Christofel said his predecessor was once summoned to Walmart's headquarters to explain why one of their top-selling dips was only distributed in a small number of its stores. The reason, Christofel noted, is that Top the Tater fervor is concentrated in the product's home state. "It flies off the shelves in a lot of Minnesota," he said, while sales in surrounding states resemble those of their competitors. He isn't sure exactly what factors have cultivated Minnesotans' Top the Tater obsession. "If I did, I'd love to replicate it," he said.

'The beating heart'

Northern Minnesota "is the beating heart of Top the Tater country," according to Christofel.

The stuff is so popular in the Arrowhead region that the Duluth Entertainment and Convention Center concessions serves it on hot dogs. And the University of Minnesota Duluth has long hosted "Top the Tater Tuesday" during its annual Homecoming Week.

Sydney Tomes, manager of UMD's student event-programming group, says the sour-cream-slathered-snack-break proved so popular that they added it to Spring Week. The group serves Top the Tater (original flavor, plus the taco, buffalo and bacon versions) with chips and pretzels to hundreds of students, who can also win Top the Tater merch. (The brand sells sunglasses, scarves, fanny packs and more.) "People are so excited," she said. "They want it all."

Tomes said the neon-green containers are a constant presence at UMD students' homes, tailgate parties and camping trips. Students smear it on sloppy joes ("it's surprisingly good") and add it to guacamole and tater tot hot dish. "It's always in the fridge," she said. "It's everywhere." Students have credited Top the Tater with getting them through college, she added.

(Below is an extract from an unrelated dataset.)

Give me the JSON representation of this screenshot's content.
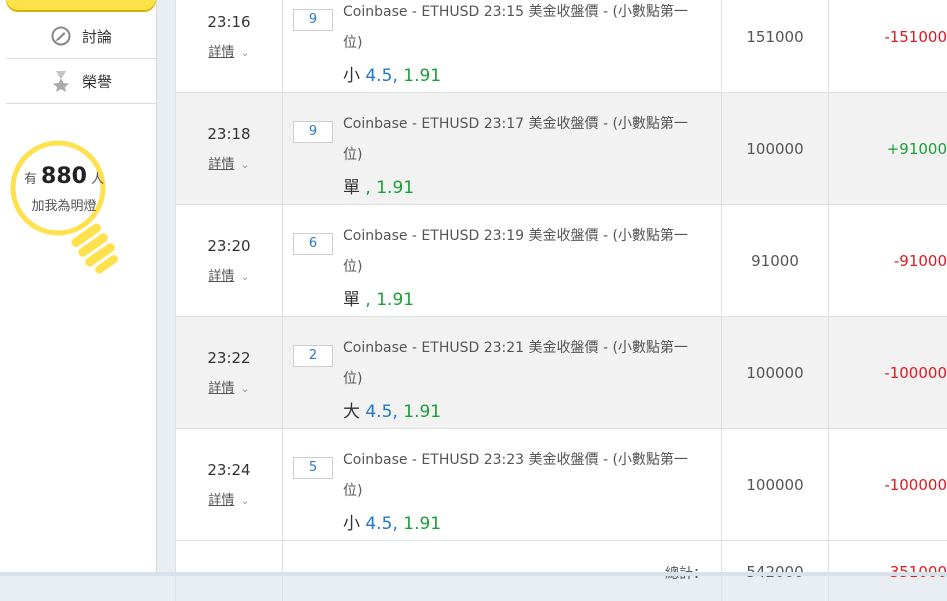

Tomes has noticed that compared with her hometown in the west metro, Duluth grocers are more likely to carry all the Top the Tater flavors and put them on prominent display. So she loves letting Twin Citians in on the secret, as she did last July 4th by bringing Top the Tater to a friend's gathering on Lake Waconia.

"Their entire family went crazy," Tomes said. "It was gone in 10 minutes."